Geoffrey L. Cohen, PhD

UMass Chan Medical School’s 2023 Diversity Campus Read, Belonging: The Science of Creating Connection and Bridging Divides, concluded on April 19 with a virtual discussion with the book’s author, Geoffrey L. Cohen, PhD.

In his book, Dr. Cohen, the James G. March Professor of Organizational Studies in Education and Business and professor of psychology at Stanford University, provides evidence-based techniques to help forge connections, including what he calls “situation-crafting,” that can combat racism, enhance health and improve work performance.

“Situation-crafting is all about molding situations in a way that helps people feel like they belong, and thus helps them to bring out their collective best,” Cohen told moderator Marlina Duncan, EdD, vice chancellor for diversity and inclusion.

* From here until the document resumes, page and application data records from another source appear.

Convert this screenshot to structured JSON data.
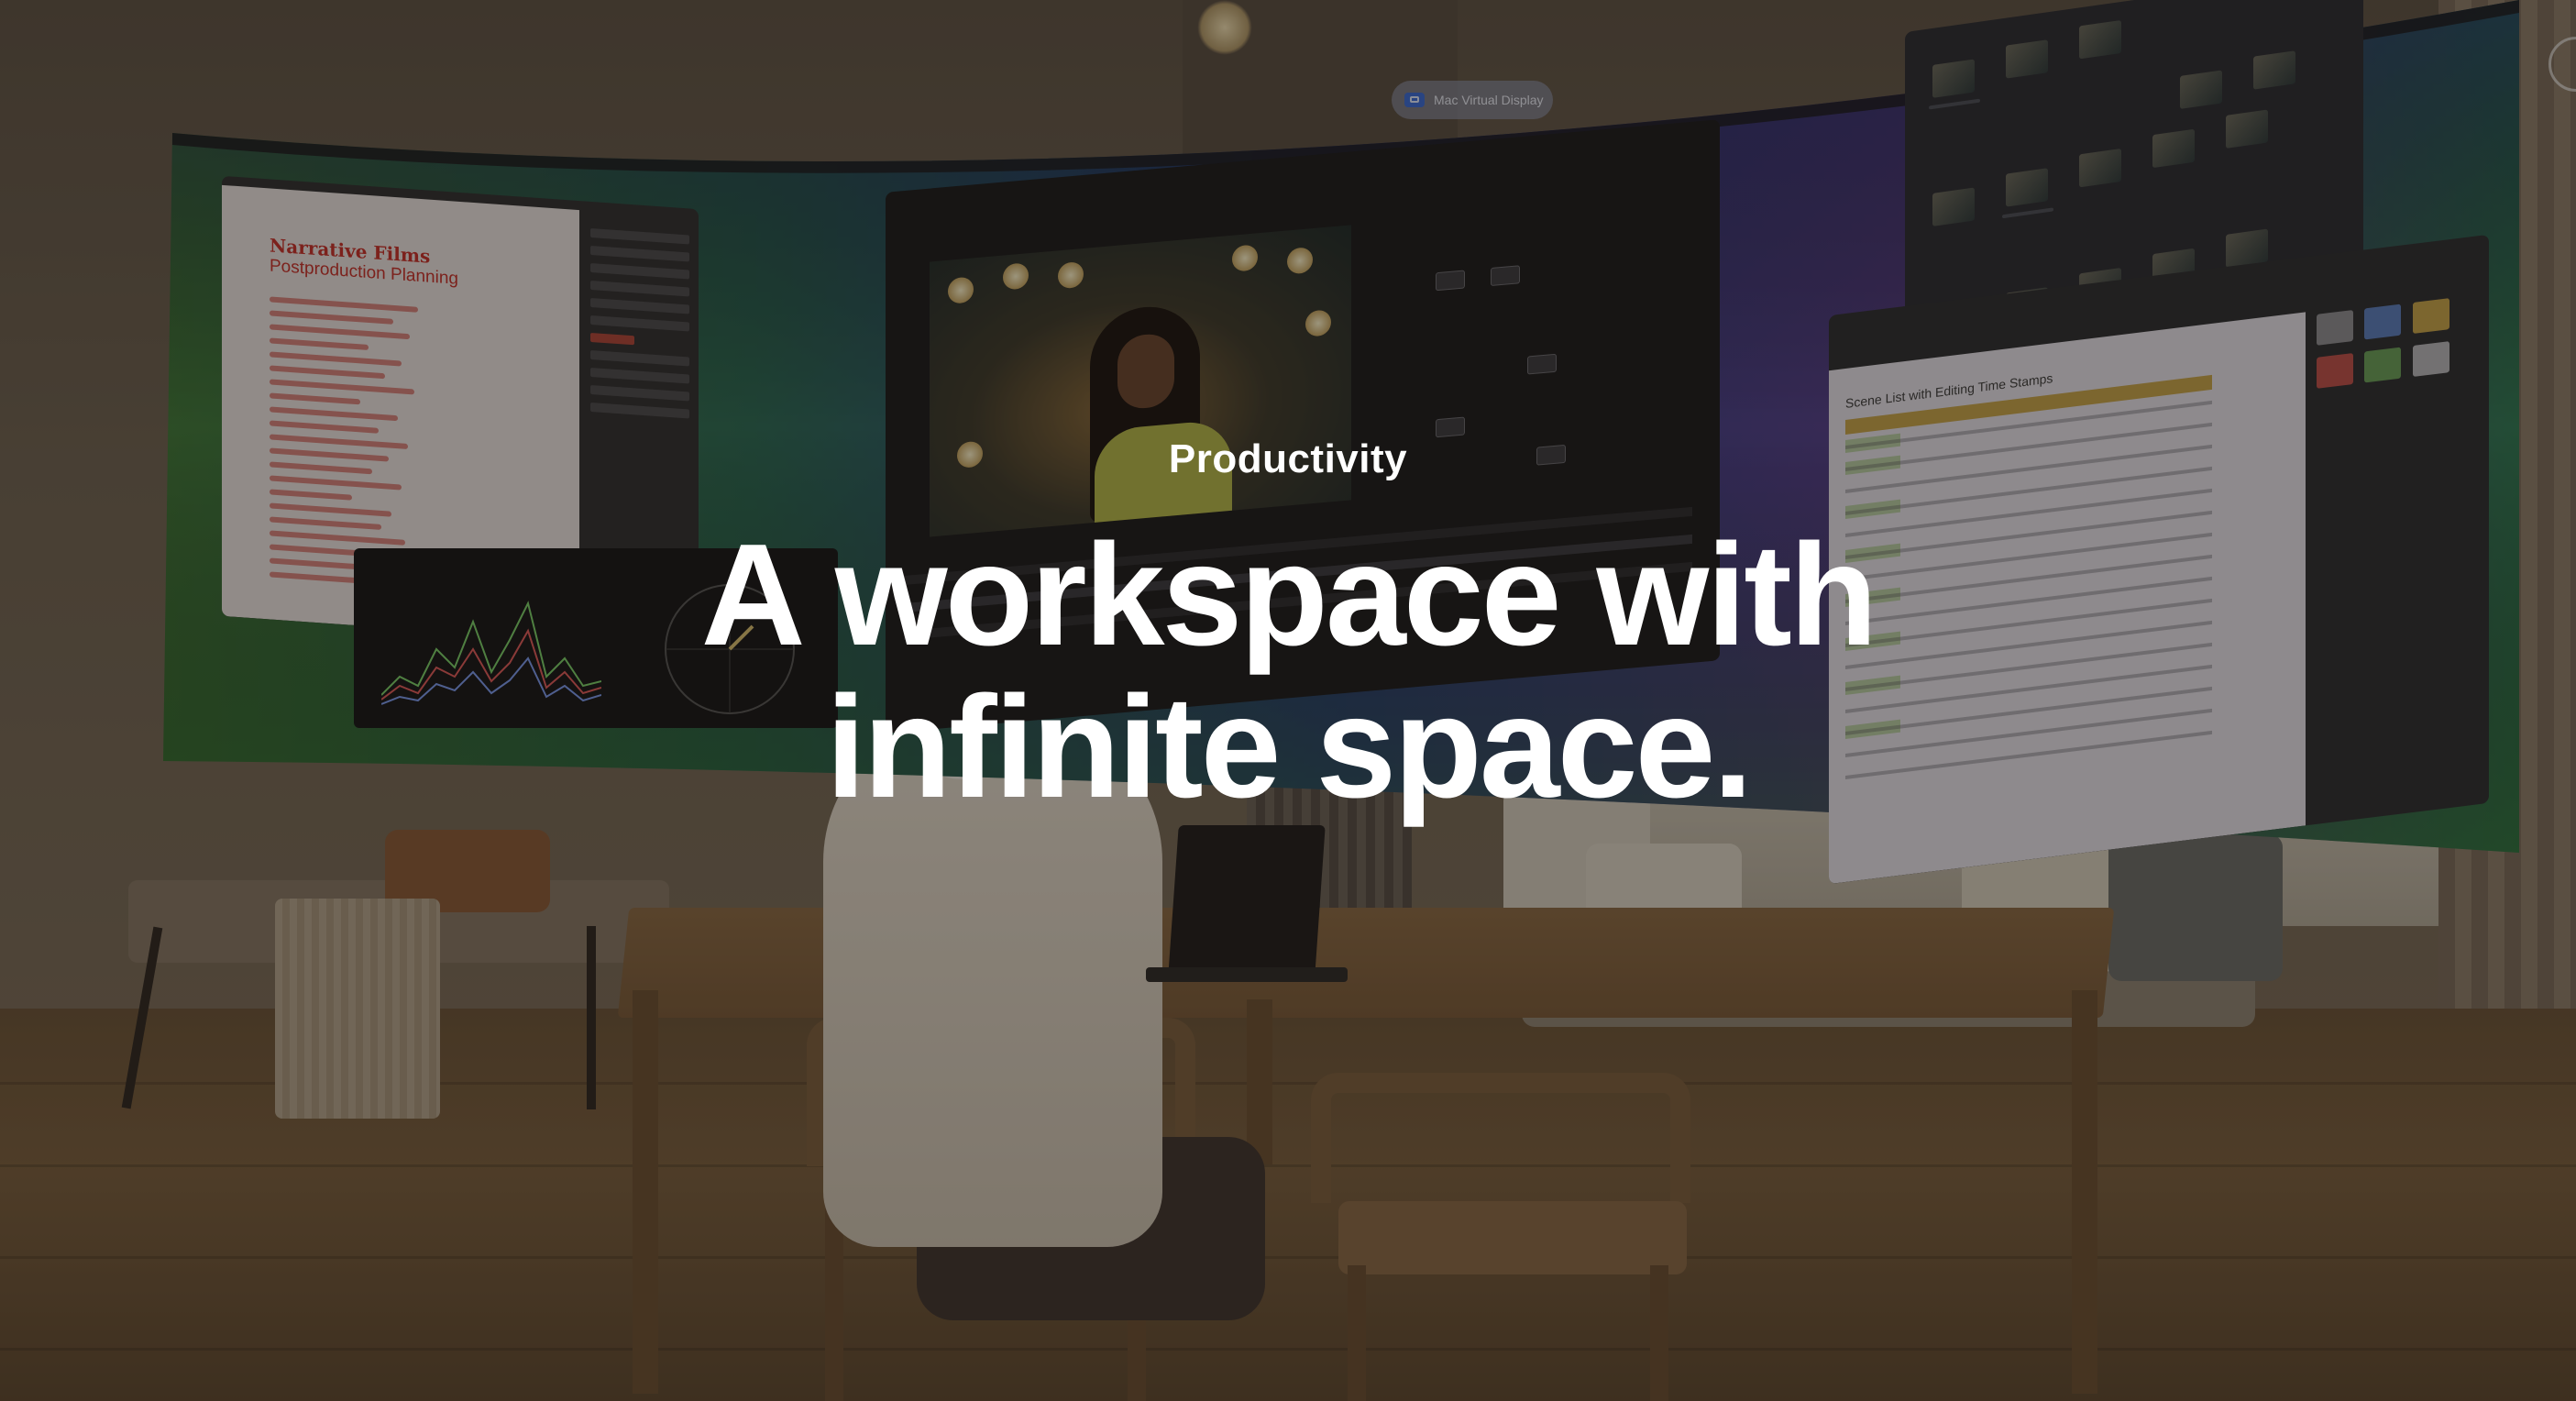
{
  "hero": {
    "eyebrow": "Productivity",
    "headline_line1": "A workspace with",
    "headline_line2": "infinite space."
  },
  "virtual_display": {
    "chip_label": "Mac Virtual Display",
    "chip_icon": "display-icon"
  },
  "document_window": {
    "title": "Narrative Films",
    "subtitle": "Postproduction Planning"
  },
  "spreadsheet_window": {
    "title": "Scene List with Editing Time Stamps"
  },
  "colors": {
    "text": "#ffffff",
    "doc_accent": "#c8302a",
    "sheet_header": "#c9a54a",
    "display_green": "#3f7a3a",
    "display_blue": "#2a3e8a",
    "display_purple": "#5a3f8c"
  }
}
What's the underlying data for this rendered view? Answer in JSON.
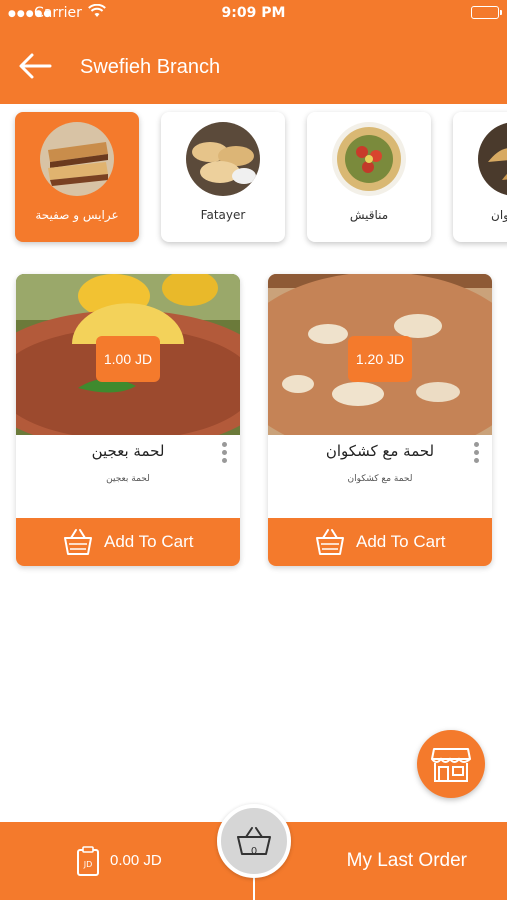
{
  "status_bar": {
    "carrier": "Carrier",
    "time": "9:09 PM"
  },
  "header": {
    "title": "Swefieh Branch"
  },
  "categories": [
    {
      "label": "عرايس و صفيحة",
      "active": true
    },
    {
      "label": "Fatayer",
      "active": false
    },
    {
      "label": "مناقيش",
      "active": false
    },
    {
      "label": "وان",
      "active": false
    }
  ],
  "products": [
    {
      "name": "لحمة بعجين",
      "description": "لحمة بعجين",
      "price": "1.00 JD",
      "cta": "Add To Cart"
    },
    {
      "name": "لحمة مع كشكوان",
      "description": "لحمة مع كشكوان",
      "price": "1.20 JD",
      "cta": "Add To Cart"
    }
  ],
  "bottom_bar": {
    "wallet_amount": "0.00 JD",
    "wallet_icon_text": "JD",
    "basket_count": "0",
    "last_order_label": "My Last Order"
  },
  "colors": {
    "primary": "#f47a2c",
    "basket_bg": "#d6d6d6"
  },
  "icons": [
    "back-arrow-icon",
    "wifi-icon",
    "battery-icon",
    "more-vertical-icon",
    "cart-icon",
    "store-icon",
    "basket-icon",
    "wallet-icon"
  ]
}
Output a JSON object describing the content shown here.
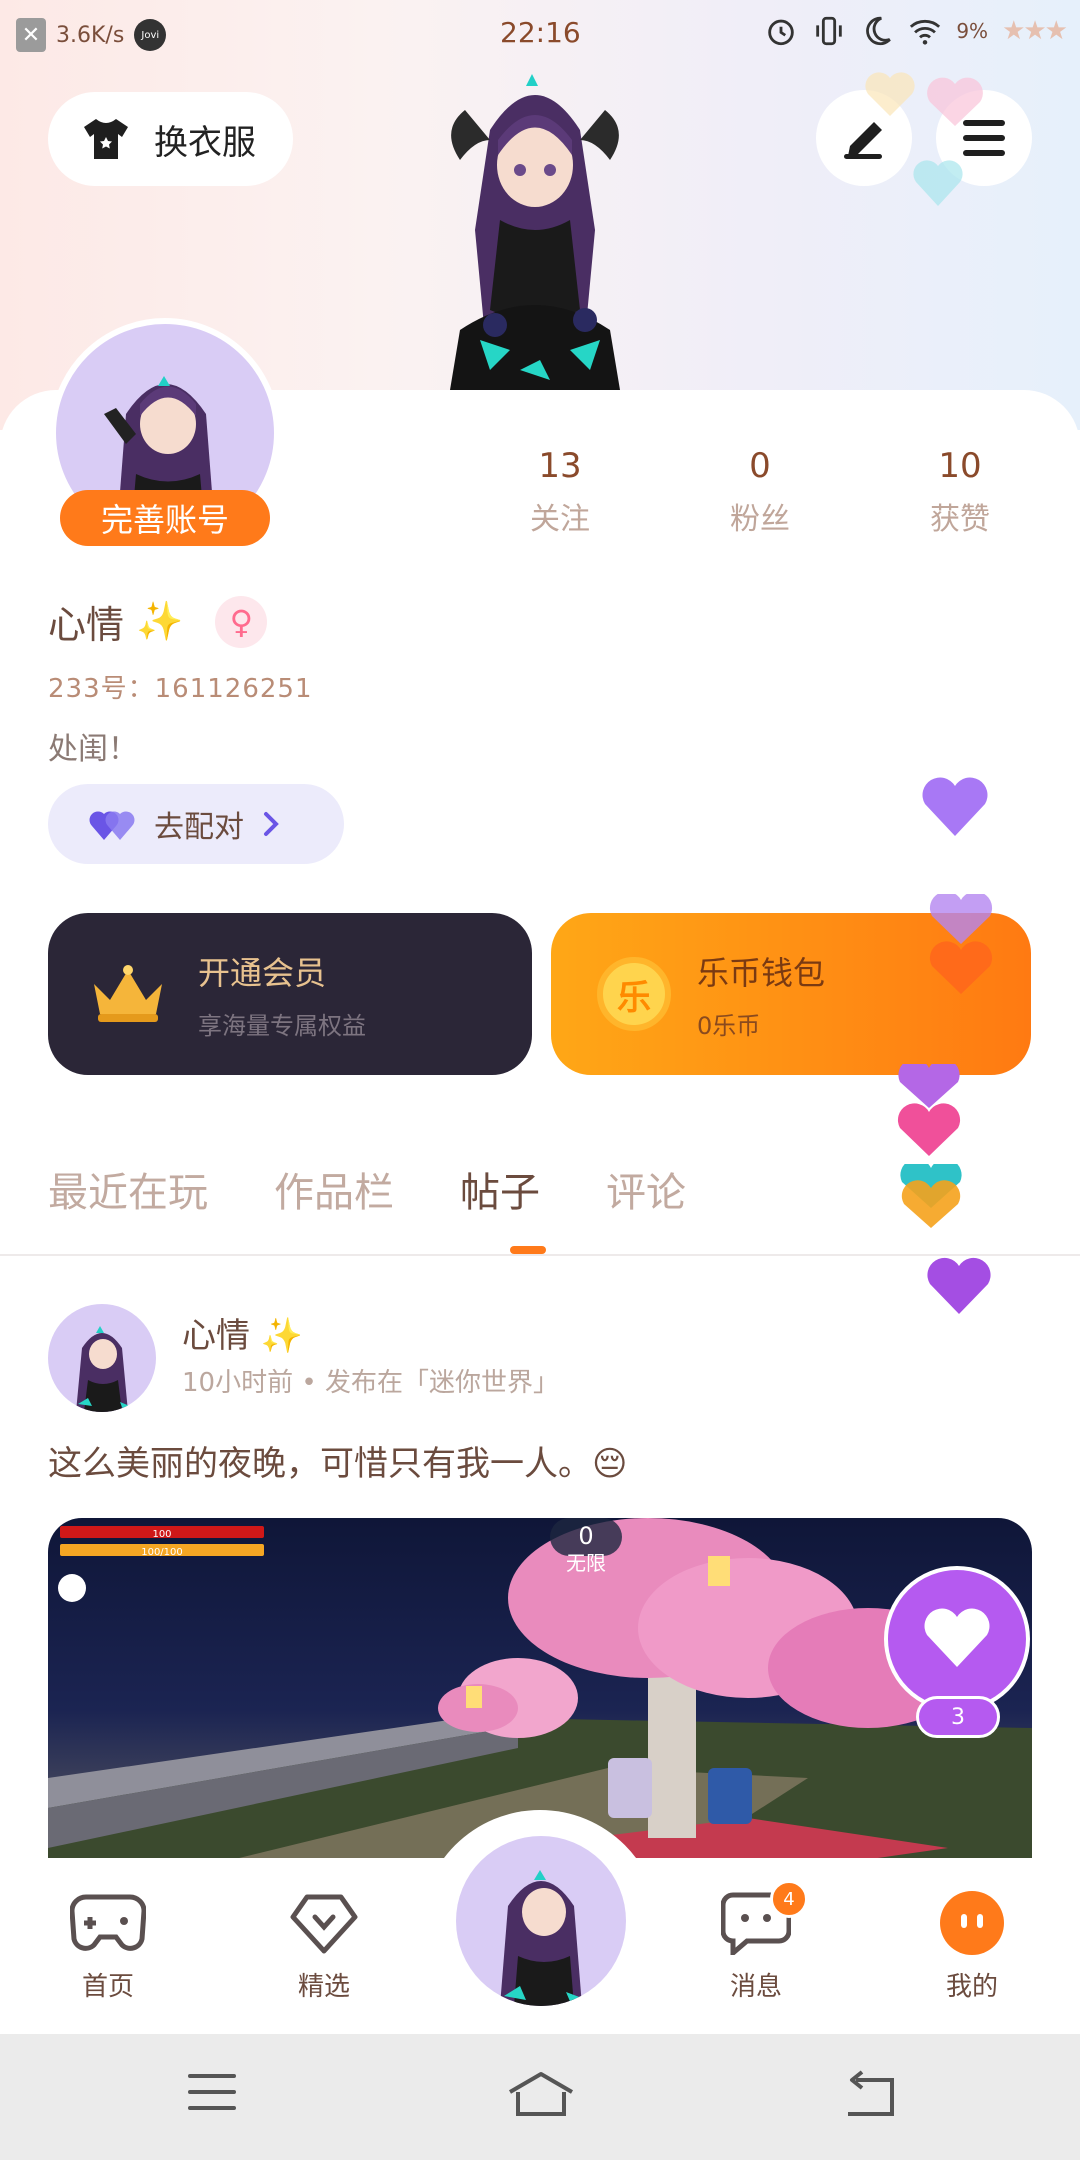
{
  "status_bar": {
    "net_speed": "3.6K/s",
    "assistant": "Jovi",
    "time": "22:16",
    "battery": "9%"
  },
  "header": {
    "outfit_label": "换衣服"
  },
  "profile": {
    "complete_account_label": "完善账号",
    "stats": [
      {
        "value": "13",
        "label": "关注"
      },
      {
        "value": "0",
        "label": "粉丝"
      },
      {
        "value": "10",
        "label": "获赞"
      }
    ],
    "name": "心情",
    "sparkle": "✨",
    "gender_symbol": "♀",
    "uid": "233号：161126251",
    "bio": "处闺！",
    "pair_label": "去配对"
  },
  "cards": {
    "vip_title": "开通会员",
    "vip_subtitle": "享海量专属权益",
    "coin_icon": "乐",
    "coin_title": "乐币钱包",
    "coin_subtitle": "0乐币"
  },
  "tabs": [
    "最近在玩",
    "作品栏",
    "帖子",
    "评论"
  ],
  "active_tab": 2,
  "post": {
    "author": "心情",
    "sparkle": "✨",
    "meta": "10小时前 • 发布在「迷你世界」",
    "text": "这么美丽的夜晚，可惜只有我一人。😔",
    "game_hud": {
      "health": "100",
      "hunger": "100/100",
      "score": "0",
      "mode": "无限"
    },
    "like_count": "3"
  },
  "bottom_nav": {
    "items": [
      "首页",
      "精选",
      "消息",
      "我的"
    ],
    "message_badge": "4"
  },
  "colors": {
    "accent": "#ff7a1a",
    "vip_bg": "#2b2637",
    "pair_bg": "#ecebfb",
    "like": "#b55af0"
  }
}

Cohen summarized one of his studies, an intervention he and colleagues did with college freshmen, that shows the benefit of situation-crafting.

In the study, college seniors told a group of freshmen that it’s normal to feel like they don’t belong in college and that it will get better. Cohen and colleagues found the GPA for the students of color who received those messages increased over time. By the time they left college, they had closed the achievement gap by about half. Cohen said this is just one example of why messages need to be tailored, targeted and timely.

“At the time that we had conducted this research, a lot of people thought, ‘Oh, the problem with minority underachievement at college is that they feel insecure,’” Cohen said. “We found it’s about that sense of connection and the possibility of being excluded from constructive social relationships, so we tailored that experience to the specific concerns that the people that we want to help have.”

When Dr. Duncan asked Cohen to discuss the notion of stereotype threat, he described a study in which Black college students performed half as well as white students on a test framed as an IQ test that measured ability. When the test was framed as a puzzle, the results for both groups of students were almost the same.

“The stereotype that if I perform poorly, it’s going to confirm this negative stereotype about my race is no longer relevant,” Cohen explained. “The reality of stereotypes, racism and sexism creates a very different psychological experience for people who are trying to get a foothold in institutions and the workplace. When we’re trying to understand the experience of people we want to support, we need to understand that psychological situation.”

Chancellor Michael F. Collins encouraged attendees to consider how they can improve their own interactions, taking Cohen’s advice to pause and listen before responding.

“As we strive to be a more diverse and inclusive community, I think it really goes without saying that our world is deeply troubled by our inability to see beyond what separates us from each other,” Chancellor Collins said.